→ **TASK DETAILS**: Would you repeat each line below exactly, without the pictures?
---------- PROVIDED ENTRIES ----------
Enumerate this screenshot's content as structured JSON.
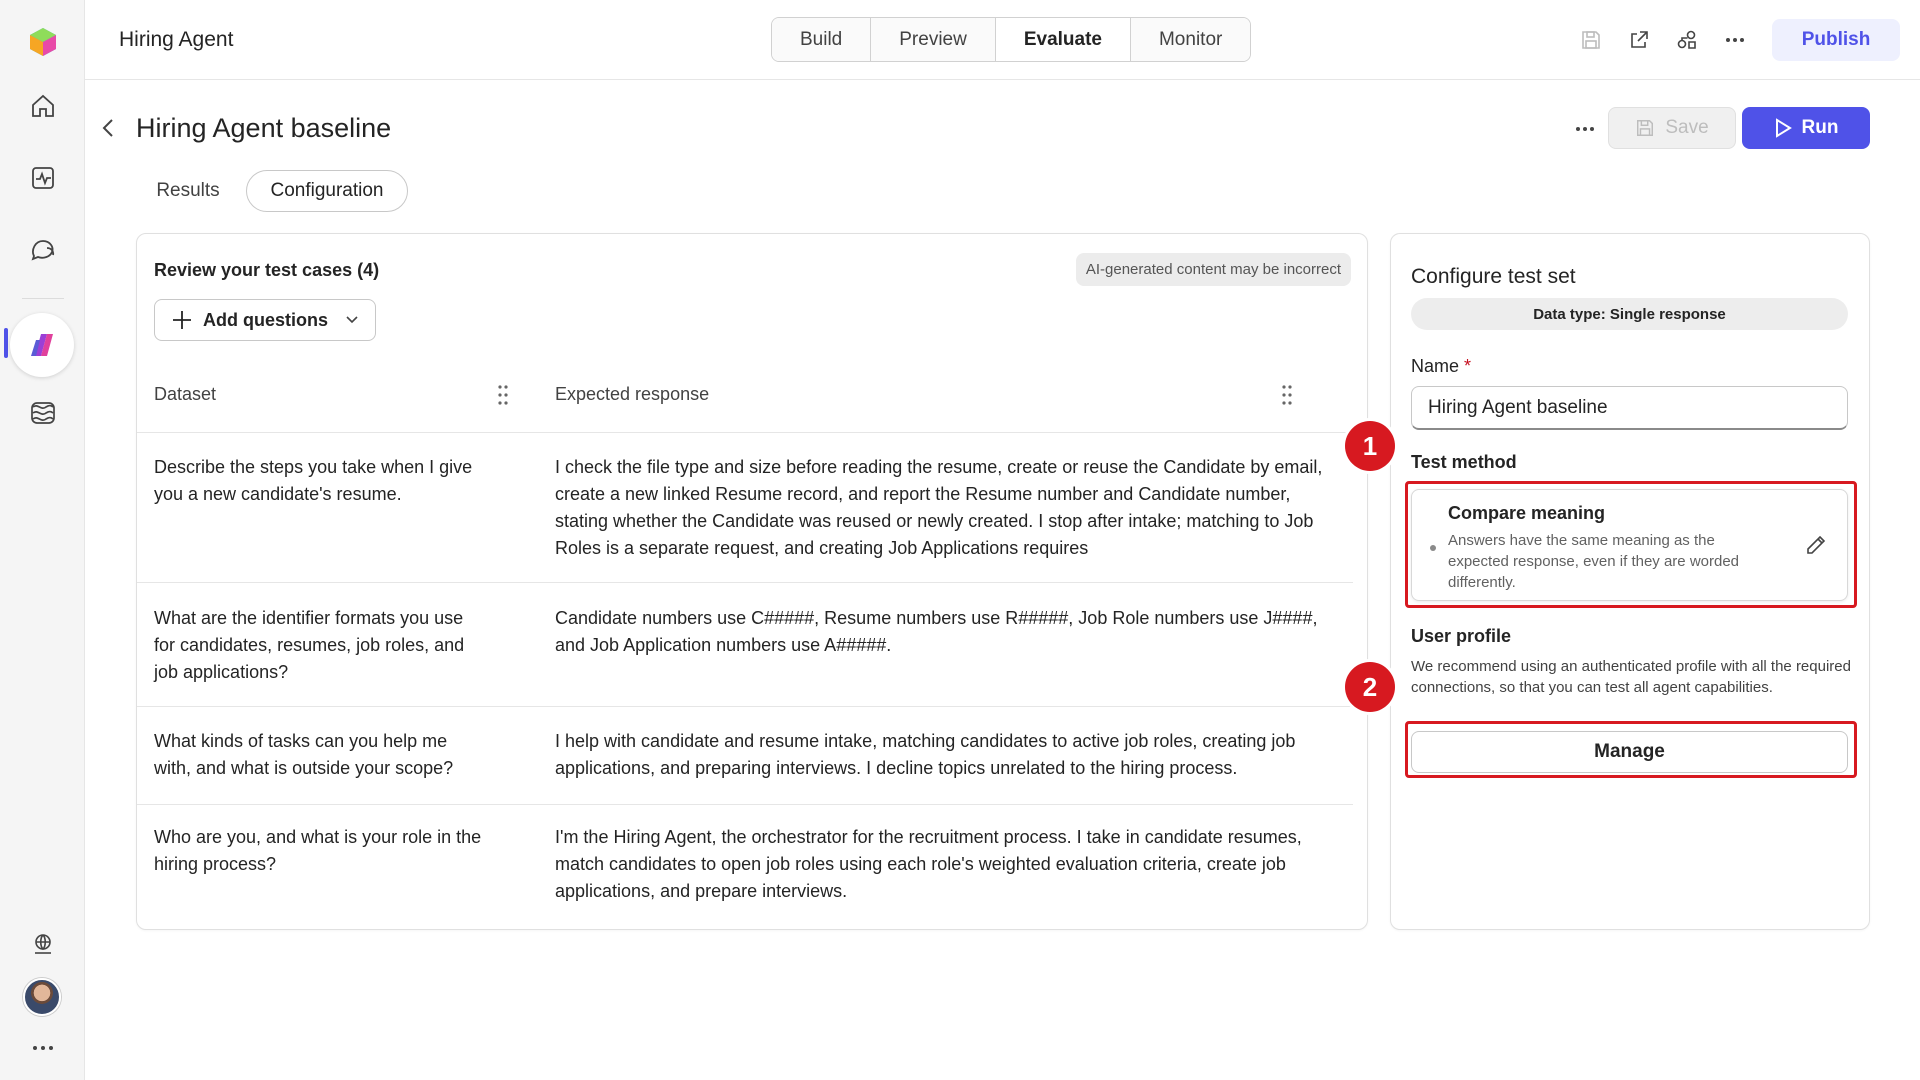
{
  "app": {
    "title": "Hiring Agent"
  },
  "nav": {
    "tabs": [
      {
        "label": "Build"
      },
      {
        "label": "Preview"
      },
      {
        "label": "Evaluate",
        "active": true
      },
      {
        "label": "Monitor"
      }
    ],
    "publish_label": "Publish"
  },
  "rail": {
    "items": [
      "home-icon",
      "activity-icon",
      "chat-icon",
      "agents-icon",
      "data-icon"
    ],
    "bottom": [
      "globe-icon",
      "avatar",
      "more-icon"
    ]
  },
  "page": {
    "title": "Hiring Agent baseline",
    "save_label": "Save",
    "run_label": "Run",
    "tabs": {
      "results": "Results",
      "configuration": "Configuration"
    }
  },
  "test_cases": {
    "heading": "Review your test cases (4)",
    "ai_note": "AI-generated content may be incorrect",
    "add_questions_label": "Add questions",
    "columns": {
      "dataset": "Dataset",
      "expected": "Expected response"
    },
    "rows": [
      {
        "question": "Describe the steps you take when I give you a new candidate's resume.",
        "expected": "I check the file type and size before reading the resume, create or reuse the Candidate by email, create a new linked Resume record, and report the Resume number and Candidate number, stating whether the Candidate was reused or newly created. I stop after intake; matching to Job Roles is a separate request, and creating Job Applications requires"
      },
      {
        "question": "What are the identifier formats you use for candidates, resumes, job roles, and job applications?",
        "expected": "Candidate numbers use C#####, Resume numbers use R#####, Job Role numbers use J####, and Job Application numbers use A#####."
      },
      {
        "question": "What kinds of tasks can you help me with, and what is outside your scope?",
        "expected": "I help with candidate and resume intake, matching candidates to active job roles, creating job applications, and preparing interviews. I decline topics unrelated to the hiring process."
      },
      {
        "question": "Who are you, and what is your role in the hiring process?",
        "expected": "I'm the Hiring Agent, the orchestrator for the recruitment process. I take in candidate resumes, match candidates to open job roles using each role's weighted evaluation criteria, create job applications, and prepare interviews."
      }
    ]
  },
  "config": {
    "title": "Configure test set",
    "data_type": "Data type: Single response",
    "name_label": "Name",
    "required_mark": "*",
    "name_value": "Hiring Agent baseline",
    "test_method_label": "Test method",
    "test_method": {
      "title": "Compare meaning",
      "description": "Answers have the same meaning as the expected response, even if they are worded differently."
    },
    "user_profile_label": "User profile",
    "user_profile_desc": "We recommend using an authenticated profile with all the required connections, so that you can test all agent capabilities.",
    "manage_label": "Manage"
  },
  "annotations": {
    "badge1": "1",
    "badge2": "2",
    "color": "#d71920"
  },
  "colors": {
    "accent": "#4f52e8",
    "publish_bg": "#eef0fe"
  }
}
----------
→ **TASK SOLUTION**:
Enumerate this screenshot's content as structured JSON.
{
  "app": {
    "title": "Hiring Agent"
  },
  "nav": {
    "tabs": [
      {
        "label": "Build"
      },
      {
        "label": "Preview"
      },
      {
        "label": "Evaluate",
        "active": true
      },
      {
        "label": "Monitor"
      }
    ],
    "publish_label": "Publish"
  },
  "rail": {
    "items": [
      "home-icon",
      "activity-icon",
      "chat-icon",
      "agents-icon",
      "data-icon"
    ],
    "bottom": [
      "globe-icon",
      "avatar",
      "more-icon"
    ]
  },
  "page": {
    "title": "Hiring Agent baseline",
    "save_label": "Save",
    "run_label": "Run",
    "tabs": {
      "results": "Results",
      "configuration": "Configuration"
    }
  },
  "test_cases": {
    "heading": "Review your test cases (4)",
    "ai_note": "AI-generated content may be incorrect",
    "add_questions_label": "Add questions",
    "columns": {
      "dataset": "Dataset",
      "expected": "Expected response"
    },
    "rows": [
      {
        "question": "Describe the steps you take when I give you a new candidate's resume.",
        "expected": "I check the file type and size before reading the resume, create or reuse the Candidate by email, create a new linked Resume record, and report the Resume number and Candidate number, stating whether the Candidate was reused or newly created. I stop after intake; matching to Job Roles is a separate request, and creating Job Applications requires"
      },
      {
        "question": "What are the identifier formats you use for candidates, resumes, job roles, and job applications?",
        "expected": "Candidate numbers use C#####, Resume numbers use R#####, Job Role numbers use J####, and Job Application numbers use A#####."
      },
      {
        "question": "What kinds of tasks can you help me with, and what is outside your scope?",
        "expected": "I help with candidate and resume intake, matching candidates to active job roles, creating job applications, and preparing interviews. I decline topics unrelated to the hiring process."
      },
      {
        "question": "Who are you, and what is your role in the hiring process?",
        "expected": "I'm the Hiring Agent, the orchestrator for the recruitment process. I take in candidate resumes, match candidates to open job roles using each role's weighted evaluation criteria, create job applications, and prepare interviews."
      }
    ]
  },
  "config": {
    "title": "Configure test set",
    "data_type": "Data type: Single response",
    "name_label": "Name",
    "required_mark": "*",
    "name_value": "Hiring Agent baseline",
    "test_method_label": "Test method",
    "test_method": {
      "title": "Compare meaning",
      "description": "Answers have the same meaning as the expected response, even if they are worded differently."
    },
    "user_profile_label": "User profile",
    "user_profile_desc": "We recommend using an authenticated profile with all the required connections, so that you can test all agent capabilities.",
    "manage_label": "Manage"
  },
  "annotations": {
    "badge1": "1",
    "badge2": "2",
    "color": "#d71920"
  },
  "colors": {
    "accent": "#4f52e8",
    "publish_bg": "#eef0fe"
  }
}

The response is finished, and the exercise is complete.